What the word approach really means, i know that $$\forall c\in\mathbb{R},c<\infty$$

And I can understand that

$$(\forall J> 0,j>J)\leftrightarrow j\equiv\infty$$

Since $$\forall J>0, \infty\neq J$$

So in the blue part, I think it's fine to replace $$\ge$$ with $$>$$, we have

$$\forall J>0,j> J\rightarrow a_j=L$$

$$\Leftrightarrow j\equiv \infty\rightarrow a_j=L$$

However, I personally feel there is some difference between, $$j\equiv\infty$$ and $$j$$ approach to $$\infty$$

And if this is the case, what I wrote above would make no sense.

Then I will stop for now $$\dots$$

Could someone expain this to me in details.

• The way to write it formally would be $$(\forall \epsilon>0)(\exists J\in \mathbb N)(\forall j\ge J)(|a_j-L|<\epsilon)$$ (Still this isn't quite in bare first order logic since we're using abbreviations in "bounding" the quantifiers. For instance $(\forall \epsilon>0) X$ is an abbreviation for $\forall \epsilon(\epsilon>0\to X)$ But it quickly becomes hard to read.) – spaceisdarkgreen Oct 10 '19 at 0:49
• This first thing is the definition: $$\forall\varepsilon>0,\exists J> 0,s.t.(j\ge J\rightarrow|a_j−L|<ε)$$ This second thing is certainly not equivalent: $$\color{blue}{(\forall J> 0,j\ge J)}\rightarrow \color{orange}{\forall\varepsilon>0,|a_j−L|<ε}$$ why are you trying to move the parentheses? If $|a_j-L|<\epsilon$ for all $\epsilon>0$ then $a_j=L$. And stand-alone $(\forall J >0, j \geq J)$ seems to mean that you have $j=\infty$. – Michael Oct 10 '19 at 1:13
• Agree, I changed the order of the quantifier which might be a mistake @Michael – Manx Oct 10 '19 at 1:27
• It does seem pertinent to specify what sets the variables come from. J and j are naturals. epsilon is a real. The sequence a_j and the limit L dont have to be reals, or even numbers, as long as a suitable metric defined by the absolute values is chosen. But that might be getting a little too topological. – SquishyRhode Oct 10 '19 at 2:43
• I see, make sense @MauroALLEGRANZA – Manx Oct 10 '19 at 7:31
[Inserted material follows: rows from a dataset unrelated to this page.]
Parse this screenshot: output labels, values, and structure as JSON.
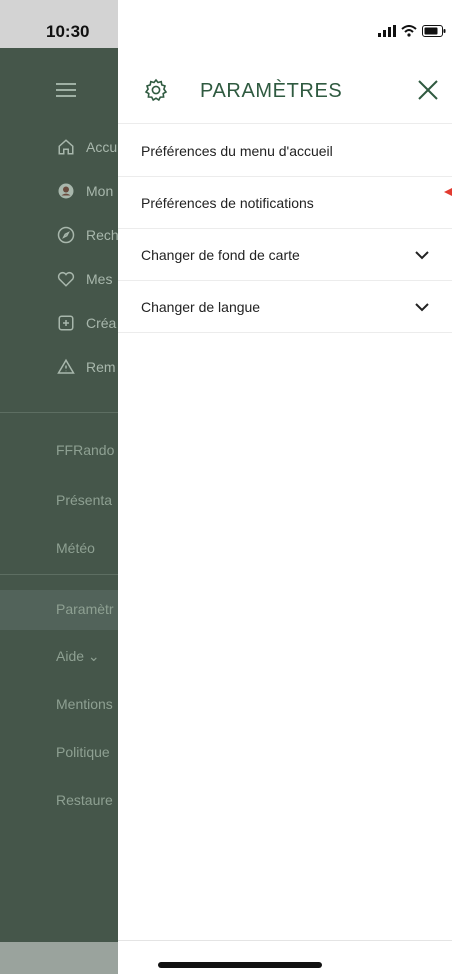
{
  "status": {
    "time": "10:30"
  },
  "panel": {
    "title": "PARAMÈTRES",
    "items": [
      {
        "label": "Préférences du menu d'accueil",
        "has_chevron": false
      },
      {
        "label": "Préférences de notifications",
        "has_chevron": false
      },
      {
        "label": "Changer de fond de carte",
        "has_chevron": true
      },
      {
        "label": "Changer de langue",
        "has_chevron": true
      }
    ]
  },
  "background_drawer": {
    "rows": [
      {
        "label": "Accu",
        "icon": "home-icon"
      },
      {
        "label": "Mon",
        "icon": "avatar-icon"
      },
      {
        "label": "Rech",
        "icon": "compass-icon"
      },
      {
        "label": "Mes",
        "icon": "heart-icon"
      },
      {
        "label": "Créa",
        "icon": "plus-square-icon"
      },
      {
        "label": "Rem",
        "icon": "warning-icon"
      }
    ],
    "links_group1": [
      "FFRando",
      "Présenta",
      "Météo"
    ],
    "links_group2": [
      "Paramètr",
      "Aide ⌄",
      "Mentions",
      "Politique",
      "Restaure"
    ]
  },
  "colors": {
    "accent": "#2f5a40",
    "drawer_bg": "#45564a",
    "text": "#222222"
  }
}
Def. Convergent Sequence

We say that a sequence $$\{a_j\}$$ in $$\mathbb{R}^n$$ converges to the limit $$L∈\mathbb{R}^n$$, if $$∀ε>0,∃J>0$$ such that if $$j≥J$$ then $$|a_j−L|<ε$$.

What's the quantifier for $$j$$ here ?

We need an universal quantifier for $$j$$ :

$$∀ε>0 \ ∃J>0 \ ∀j \ (j≥J→|a_j −L|<ε).$$

The symbol $$\lim_{n \to \infty}$$ is a symbol that we cannot "split" into parts: there is no $$\infty$$ value such that $$n=\infty$$.

See e.g. Terence Tao, Analysis I (Springer, 3rd ed. 2016), page 129 :

We sometimes use the phrase “$$a_n \to x$$ as $$n \to \infty$$” as an alternate way of writing the statement “$$(a_n)^{\infty}_{n=m}$$ converges to $$x$$”. Bear in mind, though, that the individual statements $$a_n \to x$$ and $$n \to \infty$$ do not have any rigorous meaning; this phrase is just a convention, though of course a very suggestive one.